For professional associations, organizations, and special interest or cause-oriented groups, influence is relative to membership.
The bigger the number, the greater the influence.
Key to this is member engagement. In the digital age, membership recruitment happens in social spaces.
That is when it becomes a derivative of influence marketing.
Here are five examples of how influence marketing works for professional associations or member organizations.
1. Your Members Are Your Influencers
No influencer can better target your audience directly than your own members. Smart marketing is using members to push and promote your content.
They do not only amplify your message, they multiply earned media.
The American Society of Anesthesiologists creates hashtag campaigns in promoting national, regional or chapter events. They push this out for their members to use.
They make available materials and promotional content to their members who are active on Twitter and blogging for sharing.
2. How Events Can Drive Influence
Events are the best macro influencers for professional associations. Macro in terms of the large audience that will be captured by a single event, as well as in terms of return of investment.
Events are venues for recruitment of members, partners and sponsors (if it applies).
Events can be a source of revenue. This is how the Canadian Marketing Association has sustained and flourished as a group.
Their members support these events because of the potential opportunities for networking, learning, partnerships, or to project leadership.
Event marketing is an art that the CMA has mastered, and it has used this to grow their influence and position itself as a leader.
3. Using Advocacy to Build Influence for Your Professional Association
With multiple types of content being created every minute, the internet is flooded with messages of all types, shapes and forms. But having a cause or an advocacy is a way to cut through the noise and capture your audience’s attention.
Advocacy instills trust in the association. When an association stands for something and/or believes in something, brand reputation is strengthened.
For professional associations, it builds an image, renders credibility, and integrity.
The National Small Business Association is America’s small business advocate. With their advocacy to protect the interests of small business owners, their influence is more effective.
With 65,000 members in every state and every industry in the U.S., their advocacy has turned into expertise on small businesses.
They used advocacy to grow their organization and become a leader representing the small business community.
Professional associations do not have to own and initiate an advocacy – they can also collaborate with advocacy groups that align with their goals.
These collaborations – especially if they’re with larger advocates – allow you to tap into macro-influencers, who can be celebrities or well-known personalities who endorse your campaign.
The Produce Marketing Association, a trade organization representing companies from every segment of the global fresh produce and floral supply chain, utilized this when it launched its “Eat Brighter” campaign.
Not only did they find macro influencers to work with – they also found these influencers to be powerful allies in the shapes of former first lady Michelle Obama, and Sesame Street.

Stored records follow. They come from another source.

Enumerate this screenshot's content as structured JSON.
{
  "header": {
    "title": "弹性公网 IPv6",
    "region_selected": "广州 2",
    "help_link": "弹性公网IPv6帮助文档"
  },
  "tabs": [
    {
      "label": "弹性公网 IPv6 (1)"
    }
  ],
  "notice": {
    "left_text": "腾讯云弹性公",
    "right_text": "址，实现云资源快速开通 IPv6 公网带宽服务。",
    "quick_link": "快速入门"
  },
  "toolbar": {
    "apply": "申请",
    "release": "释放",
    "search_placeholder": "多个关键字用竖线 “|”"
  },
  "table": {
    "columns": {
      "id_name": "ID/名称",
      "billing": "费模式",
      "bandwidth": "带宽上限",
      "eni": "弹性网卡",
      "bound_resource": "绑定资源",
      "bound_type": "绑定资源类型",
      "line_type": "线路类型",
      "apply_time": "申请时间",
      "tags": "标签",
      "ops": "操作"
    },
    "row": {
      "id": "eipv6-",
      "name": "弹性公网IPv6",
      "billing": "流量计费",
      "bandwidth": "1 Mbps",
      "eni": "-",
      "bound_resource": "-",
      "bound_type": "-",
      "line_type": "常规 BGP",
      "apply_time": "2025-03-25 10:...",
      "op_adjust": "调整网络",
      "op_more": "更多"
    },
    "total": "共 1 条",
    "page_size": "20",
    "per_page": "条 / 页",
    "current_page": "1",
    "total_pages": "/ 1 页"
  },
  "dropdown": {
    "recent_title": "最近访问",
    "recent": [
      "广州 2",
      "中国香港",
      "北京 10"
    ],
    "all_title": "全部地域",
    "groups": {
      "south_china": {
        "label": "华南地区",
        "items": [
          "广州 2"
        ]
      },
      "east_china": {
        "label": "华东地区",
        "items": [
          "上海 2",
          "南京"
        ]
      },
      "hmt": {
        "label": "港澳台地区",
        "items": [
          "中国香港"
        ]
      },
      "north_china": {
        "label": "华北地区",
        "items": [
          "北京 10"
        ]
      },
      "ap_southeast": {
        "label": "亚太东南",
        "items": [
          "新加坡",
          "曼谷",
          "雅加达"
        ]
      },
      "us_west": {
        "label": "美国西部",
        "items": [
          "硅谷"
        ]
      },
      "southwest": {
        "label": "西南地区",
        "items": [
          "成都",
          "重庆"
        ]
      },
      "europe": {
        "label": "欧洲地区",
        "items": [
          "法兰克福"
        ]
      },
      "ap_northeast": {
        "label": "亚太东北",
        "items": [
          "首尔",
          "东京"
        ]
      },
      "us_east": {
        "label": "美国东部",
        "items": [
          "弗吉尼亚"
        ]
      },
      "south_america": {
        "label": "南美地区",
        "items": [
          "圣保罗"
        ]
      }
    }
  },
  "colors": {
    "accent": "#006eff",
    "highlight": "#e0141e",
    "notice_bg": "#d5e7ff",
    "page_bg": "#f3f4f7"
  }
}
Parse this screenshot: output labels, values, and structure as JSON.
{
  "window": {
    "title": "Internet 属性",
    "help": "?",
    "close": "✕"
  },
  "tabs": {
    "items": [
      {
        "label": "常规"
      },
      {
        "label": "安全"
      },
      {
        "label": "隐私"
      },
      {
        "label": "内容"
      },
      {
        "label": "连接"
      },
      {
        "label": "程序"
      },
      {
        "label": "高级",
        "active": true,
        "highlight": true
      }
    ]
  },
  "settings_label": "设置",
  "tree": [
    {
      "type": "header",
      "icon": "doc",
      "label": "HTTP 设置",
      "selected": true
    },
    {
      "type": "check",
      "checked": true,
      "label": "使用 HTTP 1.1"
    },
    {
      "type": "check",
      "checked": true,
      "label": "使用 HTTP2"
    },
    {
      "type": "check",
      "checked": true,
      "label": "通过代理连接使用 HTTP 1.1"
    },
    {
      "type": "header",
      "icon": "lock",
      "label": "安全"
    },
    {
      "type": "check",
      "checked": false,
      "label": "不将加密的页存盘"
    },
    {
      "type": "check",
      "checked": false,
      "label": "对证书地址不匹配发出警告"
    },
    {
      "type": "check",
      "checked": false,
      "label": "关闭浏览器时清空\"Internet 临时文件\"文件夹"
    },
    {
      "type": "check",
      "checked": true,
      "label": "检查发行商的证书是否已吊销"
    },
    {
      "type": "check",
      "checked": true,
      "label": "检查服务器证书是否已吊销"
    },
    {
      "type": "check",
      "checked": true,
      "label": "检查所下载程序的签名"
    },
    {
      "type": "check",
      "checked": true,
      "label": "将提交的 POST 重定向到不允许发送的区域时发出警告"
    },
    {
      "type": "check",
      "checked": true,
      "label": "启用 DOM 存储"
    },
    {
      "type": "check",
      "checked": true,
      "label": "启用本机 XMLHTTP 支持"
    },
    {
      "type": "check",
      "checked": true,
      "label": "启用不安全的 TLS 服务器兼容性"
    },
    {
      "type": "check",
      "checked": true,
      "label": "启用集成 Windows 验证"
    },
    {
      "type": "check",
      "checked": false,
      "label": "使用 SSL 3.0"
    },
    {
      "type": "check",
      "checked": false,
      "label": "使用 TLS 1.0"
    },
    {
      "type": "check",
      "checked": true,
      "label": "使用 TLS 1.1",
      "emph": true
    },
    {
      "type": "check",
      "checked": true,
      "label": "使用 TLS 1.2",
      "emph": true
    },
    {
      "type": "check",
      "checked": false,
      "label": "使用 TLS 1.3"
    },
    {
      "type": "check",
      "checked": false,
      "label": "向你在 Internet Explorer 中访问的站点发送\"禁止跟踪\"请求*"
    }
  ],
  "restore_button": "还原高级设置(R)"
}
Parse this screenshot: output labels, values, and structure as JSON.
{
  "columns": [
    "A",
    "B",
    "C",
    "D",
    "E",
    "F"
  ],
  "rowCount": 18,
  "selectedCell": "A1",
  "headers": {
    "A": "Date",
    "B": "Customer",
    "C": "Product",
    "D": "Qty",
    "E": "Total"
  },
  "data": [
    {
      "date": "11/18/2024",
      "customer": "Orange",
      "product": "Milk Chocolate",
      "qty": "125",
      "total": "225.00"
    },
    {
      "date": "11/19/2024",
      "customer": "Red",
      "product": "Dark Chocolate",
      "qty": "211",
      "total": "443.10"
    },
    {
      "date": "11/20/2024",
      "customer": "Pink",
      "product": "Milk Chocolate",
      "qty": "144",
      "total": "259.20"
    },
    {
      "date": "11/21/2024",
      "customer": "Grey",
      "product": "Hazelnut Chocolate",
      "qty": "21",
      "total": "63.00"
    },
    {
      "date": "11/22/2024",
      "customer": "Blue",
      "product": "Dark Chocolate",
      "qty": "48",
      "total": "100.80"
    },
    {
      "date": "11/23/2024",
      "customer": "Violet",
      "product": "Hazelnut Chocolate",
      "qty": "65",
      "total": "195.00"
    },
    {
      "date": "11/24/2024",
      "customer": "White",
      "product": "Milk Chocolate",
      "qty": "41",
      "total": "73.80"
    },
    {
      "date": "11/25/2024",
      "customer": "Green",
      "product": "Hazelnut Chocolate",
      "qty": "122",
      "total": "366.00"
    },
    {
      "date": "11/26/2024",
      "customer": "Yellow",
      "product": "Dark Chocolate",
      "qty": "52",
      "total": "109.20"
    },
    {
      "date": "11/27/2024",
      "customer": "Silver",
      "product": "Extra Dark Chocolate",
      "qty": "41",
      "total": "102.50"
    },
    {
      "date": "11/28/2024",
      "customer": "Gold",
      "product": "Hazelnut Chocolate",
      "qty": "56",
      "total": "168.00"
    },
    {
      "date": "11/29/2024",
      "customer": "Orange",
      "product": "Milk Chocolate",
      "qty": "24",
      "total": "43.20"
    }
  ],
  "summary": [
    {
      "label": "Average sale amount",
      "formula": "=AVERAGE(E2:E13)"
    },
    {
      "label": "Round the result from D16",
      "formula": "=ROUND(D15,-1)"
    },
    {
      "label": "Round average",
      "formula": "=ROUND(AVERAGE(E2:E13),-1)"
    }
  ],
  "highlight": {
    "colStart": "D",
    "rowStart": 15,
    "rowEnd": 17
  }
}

With goals aligned to promote children’s consumption of fresh fruits and vegetables as part of the commitment to the Partnership for Healthier America, PMA’s community of suppliers and retailers leveraged the strength and influence of the former first lady and the Sesame Street brand.
This led to an extremely powerful and successful collaboration.
4. Building Influence Through Content Marketing
Your association’s tone and voice need not be professional or formal all the time – break that stereotype and be relatable in your content.
If you want to be engaging while still presenting the facts and information members need to know about you, storify it.
The American Christmas Tree Association, an organization that provides Christmas tree-related data to the public, is making every day Christmas with their storyful content.
It is a real challenge for ACTA to be relevant all-year round, but it has made its Christmas-tree related content evergreen with stories that start conversations, and sharing ideas about the traditions of having real Christmas trees.
Stories about the association’s members – the Christmas tree farmers, for example – also helped start an advocacy to support them.
They also piggy-backed on National Fire Prevention Week with blog posts about fire hazard mindfulness for Christmas trees and decorations.
5. Building Quality Followers to Drive Influence
To paraphrase Uncle Ben from Spider-Man, “With great followers comes great influence.”
It’s not about the numbers, but the quality – the followers who give you earned media. Whether a well-known personality or an ordinary Joe, nobody, there is strength in those followers out there who tag you.
It’s social proof of your influence, providing you with valuable earned media.
Harness follower power to your advantage. A follower is also your influencer, their posts are your earned content.
Every earned media means earned credibility. So use that power to grow your association, to influence decisions to donate or sign up, and/or promote your advocacy.
The Canadian Mental Health Association, one of Canada’s oldest volunteer organizations championing mental health, understands the power of giving back.
For an organization that is a big recipient of support, it is also a big giver of support to its followers.
For those that promote CMHA on social, it promotes them back by reposting their posts on Instagram, or – taking it further – endorses its followers and their social media channels.
CMHA is not only making their followers feel valued, but is also reaching the followers of their followers.
Reposting earned media as repurposed content is influence amplified.
Like any other business, professional or national associations and organizations need to grow, and membership engagement is key.
As awareness grows, so does your influence – use it wisely to deliver the results your organization seeks.